Today, the Bipartisan Policy Center hosted a mock cyber attack called Cyber ShockWave, simulating a meeting with the National Security Council (Michael Chertoff played the chairman of the NSC) and how it would respond to a major attack.
The attack simulated a widespread attack, infecting telecommunications and IT infrastructure throughout the US. The simulated attack was debilitating and widespread, leaving much of the US’ telecom and IT infrastructure offline for an extended period of time.
The event featured a number of former US government officials who played the part of senior members of the NSC. The exercise sought to examine how the NSC would react to a major cyber attack in real time.
The exercise was set in 2011. After the US experienced a series of natural disasters, a popular smart phone application turns out to contain embedded malware and causes a cascade failure in communications and information networks. Later in the exercise, parts of the power grid are taken offline via cyber attack.
During the exercise, simulated attacks included an electronic stock exchange being disabled, disrupted telecommunications, and the Internet being taken offline, along with widespread power outages along the Eastern seaboard. The event dramatized the difficulties in dealing with attacks coming from cyberspace, including attribution of responsibility and the pursuant legal quagmire.
In cyberspace, subterfuge is made much easier and plausible deniability is easy to achieve through dummy IP addresses and remotely controlled networks of “bots” (hijacked computers) can act as surrogate attackers. At the close of the exercise, John Negroponte, the first US Director of National Intelligence and playing the role of Secretary of State in the exercise, said “attribution was one of the hardest issues to deal with.”
In the exercise, while a server hosting the attack appeared to be based in Russia, the developer of the malware program was actually in the Sudan. The source of the attack remained unclear throughout the event.
Because of the difficulty in attributing responsibility, the exercise highlights serious challenges to international diplomacy.

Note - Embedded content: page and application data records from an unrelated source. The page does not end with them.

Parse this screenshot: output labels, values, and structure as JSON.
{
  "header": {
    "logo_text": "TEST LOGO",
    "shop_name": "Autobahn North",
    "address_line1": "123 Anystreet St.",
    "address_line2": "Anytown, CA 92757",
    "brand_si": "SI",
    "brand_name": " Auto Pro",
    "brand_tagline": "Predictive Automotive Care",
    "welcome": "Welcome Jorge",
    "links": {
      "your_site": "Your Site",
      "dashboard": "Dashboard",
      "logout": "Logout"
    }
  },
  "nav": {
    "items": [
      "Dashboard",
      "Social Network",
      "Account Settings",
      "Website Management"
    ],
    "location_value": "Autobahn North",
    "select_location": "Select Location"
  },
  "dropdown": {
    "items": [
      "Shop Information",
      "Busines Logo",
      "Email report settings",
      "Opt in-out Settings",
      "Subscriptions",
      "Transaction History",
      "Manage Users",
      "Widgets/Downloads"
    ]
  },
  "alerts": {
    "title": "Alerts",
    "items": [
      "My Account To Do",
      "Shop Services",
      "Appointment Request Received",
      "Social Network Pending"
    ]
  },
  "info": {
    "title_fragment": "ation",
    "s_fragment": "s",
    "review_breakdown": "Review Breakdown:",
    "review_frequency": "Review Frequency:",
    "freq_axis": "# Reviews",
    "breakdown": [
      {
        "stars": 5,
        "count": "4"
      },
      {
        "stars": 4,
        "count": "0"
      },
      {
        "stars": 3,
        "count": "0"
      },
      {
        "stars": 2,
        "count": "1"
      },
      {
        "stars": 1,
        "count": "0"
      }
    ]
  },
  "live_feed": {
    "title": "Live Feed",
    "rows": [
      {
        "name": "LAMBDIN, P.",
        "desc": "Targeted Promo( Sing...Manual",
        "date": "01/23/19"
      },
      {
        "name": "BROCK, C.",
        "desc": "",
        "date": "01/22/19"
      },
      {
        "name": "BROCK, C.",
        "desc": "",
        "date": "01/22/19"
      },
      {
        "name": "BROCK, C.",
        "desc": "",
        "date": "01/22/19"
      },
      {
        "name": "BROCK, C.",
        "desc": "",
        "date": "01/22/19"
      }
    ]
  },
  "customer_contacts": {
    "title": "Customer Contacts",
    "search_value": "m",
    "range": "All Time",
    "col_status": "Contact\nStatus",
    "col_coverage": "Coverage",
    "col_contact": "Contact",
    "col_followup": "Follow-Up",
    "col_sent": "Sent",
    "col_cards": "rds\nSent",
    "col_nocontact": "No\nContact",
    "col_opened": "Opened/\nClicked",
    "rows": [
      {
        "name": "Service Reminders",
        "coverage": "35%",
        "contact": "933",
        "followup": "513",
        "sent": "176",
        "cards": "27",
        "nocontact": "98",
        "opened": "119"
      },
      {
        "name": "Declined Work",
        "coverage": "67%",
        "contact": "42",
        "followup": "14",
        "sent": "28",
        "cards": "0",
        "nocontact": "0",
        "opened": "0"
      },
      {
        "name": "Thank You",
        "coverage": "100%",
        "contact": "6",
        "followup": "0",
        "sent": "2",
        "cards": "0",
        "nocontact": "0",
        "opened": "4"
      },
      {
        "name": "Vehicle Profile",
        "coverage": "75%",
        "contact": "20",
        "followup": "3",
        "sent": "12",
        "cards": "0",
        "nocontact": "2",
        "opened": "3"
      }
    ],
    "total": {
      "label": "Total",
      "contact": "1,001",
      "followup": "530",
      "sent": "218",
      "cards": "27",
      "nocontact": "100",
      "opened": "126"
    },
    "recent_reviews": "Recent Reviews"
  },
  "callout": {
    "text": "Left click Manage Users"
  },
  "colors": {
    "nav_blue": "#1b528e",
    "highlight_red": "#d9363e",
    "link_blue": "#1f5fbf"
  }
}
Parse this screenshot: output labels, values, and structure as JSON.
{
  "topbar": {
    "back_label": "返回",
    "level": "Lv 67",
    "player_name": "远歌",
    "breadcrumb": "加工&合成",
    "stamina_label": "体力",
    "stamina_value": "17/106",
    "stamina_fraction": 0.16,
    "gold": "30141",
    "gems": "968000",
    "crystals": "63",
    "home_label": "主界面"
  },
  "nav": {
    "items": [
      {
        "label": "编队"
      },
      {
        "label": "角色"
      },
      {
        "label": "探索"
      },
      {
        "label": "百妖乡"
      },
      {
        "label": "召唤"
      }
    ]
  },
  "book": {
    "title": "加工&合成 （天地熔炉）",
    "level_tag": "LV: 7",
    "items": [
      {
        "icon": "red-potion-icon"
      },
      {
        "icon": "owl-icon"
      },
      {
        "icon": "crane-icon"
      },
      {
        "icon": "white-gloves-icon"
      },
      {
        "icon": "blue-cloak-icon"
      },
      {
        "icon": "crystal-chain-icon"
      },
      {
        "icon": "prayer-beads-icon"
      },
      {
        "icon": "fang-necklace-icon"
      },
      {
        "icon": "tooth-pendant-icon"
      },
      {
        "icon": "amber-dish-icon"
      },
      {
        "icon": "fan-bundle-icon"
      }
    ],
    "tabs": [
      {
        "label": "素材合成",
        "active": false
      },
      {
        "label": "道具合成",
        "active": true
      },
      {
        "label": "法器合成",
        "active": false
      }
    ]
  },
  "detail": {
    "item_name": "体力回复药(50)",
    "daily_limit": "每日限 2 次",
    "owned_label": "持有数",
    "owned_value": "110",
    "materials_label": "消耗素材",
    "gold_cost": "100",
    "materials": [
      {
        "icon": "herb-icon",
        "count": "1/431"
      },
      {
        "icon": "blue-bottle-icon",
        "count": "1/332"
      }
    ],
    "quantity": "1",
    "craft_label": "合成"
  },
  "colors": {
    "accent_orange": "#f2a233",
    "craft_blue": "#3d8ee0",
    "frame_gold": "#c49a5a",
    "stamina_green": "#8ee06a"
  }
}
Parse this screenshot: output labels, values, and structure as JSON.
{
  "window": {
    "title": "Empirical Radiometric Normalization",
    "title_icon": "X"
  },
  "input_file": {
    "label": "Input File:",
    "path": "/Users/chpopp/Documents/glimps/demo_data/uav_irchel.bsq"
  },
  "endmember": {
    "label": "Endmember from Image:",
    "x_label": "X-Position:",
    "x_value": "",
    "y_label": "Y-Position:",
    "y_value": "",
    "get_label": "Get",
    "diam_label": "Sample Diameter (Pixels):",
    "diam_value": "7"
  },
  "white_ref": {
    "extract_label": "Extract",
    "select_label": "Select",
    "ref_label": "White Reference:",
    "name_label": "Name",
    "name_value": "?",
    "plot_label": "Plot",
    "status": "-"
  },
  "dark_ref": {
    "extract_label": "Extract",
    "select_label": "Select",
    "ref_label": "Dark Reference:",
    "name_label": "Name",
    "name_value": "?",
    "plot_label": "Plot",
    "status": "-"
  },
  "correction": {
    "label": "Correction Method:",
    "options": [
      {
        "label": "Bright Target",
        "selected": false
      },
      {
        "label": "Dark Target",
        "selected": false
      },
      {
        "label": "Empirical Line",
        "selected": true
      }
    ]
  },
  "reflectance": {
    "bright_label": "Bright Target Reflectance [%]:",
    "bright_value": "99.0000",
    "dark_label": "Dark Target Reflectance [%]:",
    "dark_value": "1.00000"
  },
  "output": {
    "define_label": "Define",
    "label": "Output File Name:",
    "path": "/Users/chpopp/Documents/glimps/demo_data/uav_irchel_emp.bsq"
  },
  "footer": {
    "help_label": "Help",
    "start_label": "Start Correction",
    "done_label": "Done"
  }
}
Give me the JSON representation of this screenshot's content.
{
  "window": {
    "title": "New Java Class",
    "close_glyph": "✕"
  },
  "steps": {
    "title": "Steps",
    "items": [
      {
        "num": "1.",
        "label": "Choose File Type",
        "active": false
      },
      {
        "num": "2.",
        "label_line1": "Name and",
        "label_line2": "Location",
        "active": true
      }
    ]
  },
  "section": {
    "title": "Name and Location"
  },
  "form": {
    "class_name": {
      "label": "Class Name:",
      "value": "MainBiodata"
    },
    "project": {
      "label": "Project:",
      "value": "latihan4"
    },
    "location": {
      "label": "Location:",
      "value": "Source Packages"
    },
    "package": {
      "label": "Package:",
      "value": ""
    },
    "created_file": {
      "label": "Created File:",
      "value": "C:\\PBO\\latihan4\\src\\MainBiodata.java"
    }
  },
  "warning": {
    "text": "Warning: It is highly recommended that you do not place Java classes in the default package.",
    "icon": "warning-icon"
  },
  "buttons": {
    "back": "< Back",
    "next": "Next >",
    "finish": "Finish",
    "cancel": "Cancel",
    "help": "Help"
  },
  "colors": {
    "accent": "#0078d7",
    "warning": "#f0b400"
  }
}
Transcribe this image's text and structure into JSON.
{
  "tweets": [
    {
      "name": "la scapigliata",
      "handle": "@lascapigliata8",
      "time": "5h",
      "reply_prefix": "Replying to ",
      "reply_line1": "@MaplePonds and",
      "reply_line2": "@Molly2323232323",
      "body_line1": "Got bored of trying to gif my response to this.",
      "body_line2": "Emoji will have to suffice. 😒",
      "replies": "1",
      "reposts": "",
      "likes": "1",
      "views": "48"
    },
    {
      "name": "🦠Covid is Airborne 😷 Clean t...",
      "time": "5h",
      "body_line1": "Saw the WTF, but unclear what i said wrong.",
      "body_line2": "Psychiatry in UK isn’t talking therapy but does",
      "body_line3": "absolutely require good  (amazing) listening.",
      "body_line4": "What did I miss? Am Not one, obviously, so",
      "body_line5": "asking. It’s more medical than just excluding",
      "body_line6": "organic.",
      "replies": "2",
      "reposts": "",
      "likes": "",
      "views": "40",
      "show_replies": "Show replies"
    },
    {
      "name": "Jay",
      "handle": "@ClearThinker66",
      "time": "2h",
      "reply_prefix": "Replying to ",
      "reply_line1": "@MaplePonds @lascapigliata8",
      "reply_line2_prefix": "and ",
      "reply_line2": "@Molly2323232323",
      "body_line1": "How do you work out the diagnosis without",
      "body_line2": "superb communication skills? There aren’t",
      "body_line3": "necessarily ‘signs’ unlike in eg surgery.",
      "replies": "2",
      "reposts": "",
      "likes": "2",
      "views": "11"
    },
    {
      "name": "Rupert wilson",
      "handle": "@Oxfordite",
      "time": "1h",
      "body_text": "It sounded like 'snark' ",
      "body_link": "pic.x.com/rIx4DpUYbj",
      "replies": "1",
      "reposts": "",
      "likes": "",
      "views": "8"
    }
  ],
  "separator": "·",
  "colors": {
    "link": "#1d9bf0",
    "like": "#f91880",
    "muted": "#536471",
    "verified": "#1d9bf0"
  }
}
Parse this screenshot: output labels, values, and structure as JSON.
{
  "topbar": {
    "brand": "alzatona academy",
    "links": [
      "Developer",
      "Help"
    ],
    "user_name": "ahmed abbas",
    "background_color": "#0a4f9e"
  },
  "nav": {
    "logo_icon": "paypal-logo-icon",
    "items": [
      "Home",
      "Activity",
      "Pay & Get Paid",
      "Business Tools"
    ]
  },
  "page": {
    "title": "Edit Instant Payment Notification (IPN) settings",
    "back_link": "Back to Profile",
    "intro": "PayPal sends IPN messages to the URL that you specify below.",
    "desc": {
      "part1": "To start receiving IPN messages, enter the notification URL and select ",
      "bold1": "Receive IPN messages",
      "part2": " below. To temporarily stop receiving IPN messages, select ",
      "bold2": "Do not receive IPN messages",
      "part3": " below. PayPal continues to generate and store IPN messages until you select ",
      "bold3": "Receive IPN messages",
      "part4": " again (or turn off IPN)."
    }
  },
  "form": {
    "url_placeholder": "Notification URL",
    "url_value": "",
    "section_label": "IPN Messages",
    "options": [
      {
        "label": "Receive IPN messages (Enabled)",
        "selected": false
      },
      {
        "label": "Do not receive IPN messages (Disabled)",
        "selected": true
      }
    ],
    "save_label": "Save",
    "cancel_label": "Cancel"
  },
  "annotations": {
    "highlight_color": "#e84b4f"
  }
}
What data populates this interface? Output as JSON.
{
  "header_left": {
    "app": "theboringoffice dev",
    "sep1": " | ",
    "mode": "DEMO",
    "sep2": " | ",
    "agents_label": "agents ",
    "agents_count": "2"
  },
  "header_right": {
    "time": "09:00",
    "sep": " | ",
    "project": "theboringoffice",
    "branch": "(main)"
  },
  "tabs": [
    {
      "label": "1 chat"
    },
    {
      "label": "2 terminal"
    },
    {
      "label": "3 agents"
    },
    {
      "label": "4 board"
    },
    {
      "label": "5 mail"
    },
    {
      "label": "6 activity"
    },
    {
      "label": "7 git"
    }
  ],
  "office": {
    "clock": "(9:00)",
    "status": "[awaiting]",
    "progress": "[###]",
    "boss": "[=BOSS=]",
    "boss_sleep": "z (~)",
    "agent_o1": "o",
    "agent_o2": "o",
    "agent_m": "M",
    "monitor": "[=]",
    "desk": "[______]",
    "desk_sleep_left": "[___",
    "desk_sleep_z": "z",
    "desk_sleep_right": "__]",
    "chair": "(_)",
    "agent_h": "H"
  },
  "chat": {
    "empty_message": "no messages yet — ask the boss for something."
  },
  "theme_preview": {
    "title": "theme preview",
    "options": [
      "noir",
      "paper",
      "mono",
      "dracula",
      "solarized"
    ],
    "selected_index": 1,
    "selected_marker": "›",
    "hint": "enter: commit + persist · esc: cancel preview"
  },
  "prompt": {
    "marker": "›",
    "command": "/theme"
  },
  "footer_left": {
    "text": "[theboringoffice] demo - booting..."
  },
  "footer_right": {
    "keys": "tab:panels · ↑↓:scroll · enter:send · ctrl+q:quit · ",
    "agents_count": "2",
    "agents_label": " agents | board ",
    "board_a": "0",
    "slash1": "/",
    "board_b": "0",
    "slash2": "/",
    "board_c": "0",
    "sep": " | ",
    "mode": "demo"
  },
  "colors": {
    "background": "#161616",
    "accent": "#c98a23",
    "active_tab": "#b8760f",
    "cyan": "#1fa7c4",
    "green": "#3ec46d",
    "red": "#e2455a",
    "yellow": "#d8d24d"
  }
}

If the US were to take action against a server based in a foreign country that appears to be leading the attack, what happens if a hacker uses US servers to attack China or Russia?
A number of participants advocated for the DoD to defend not only defense networks but also critical civilian infrastructure. Fran Townsend, former Assistant to President George W. Bush and mock Secretary of Homeland Security for the event, spoke in favor of ceding Homeland Security’s cyber responsibilities to the DoD and supporting them in a ‘homeland defense’ model.
Ultimately, the attack illustrated the need to establish firm guidelines and practices before the US comes under attack, as well as the need for sound doctrinal definitions of what constitutes an act of cyberwar and the appropriate response.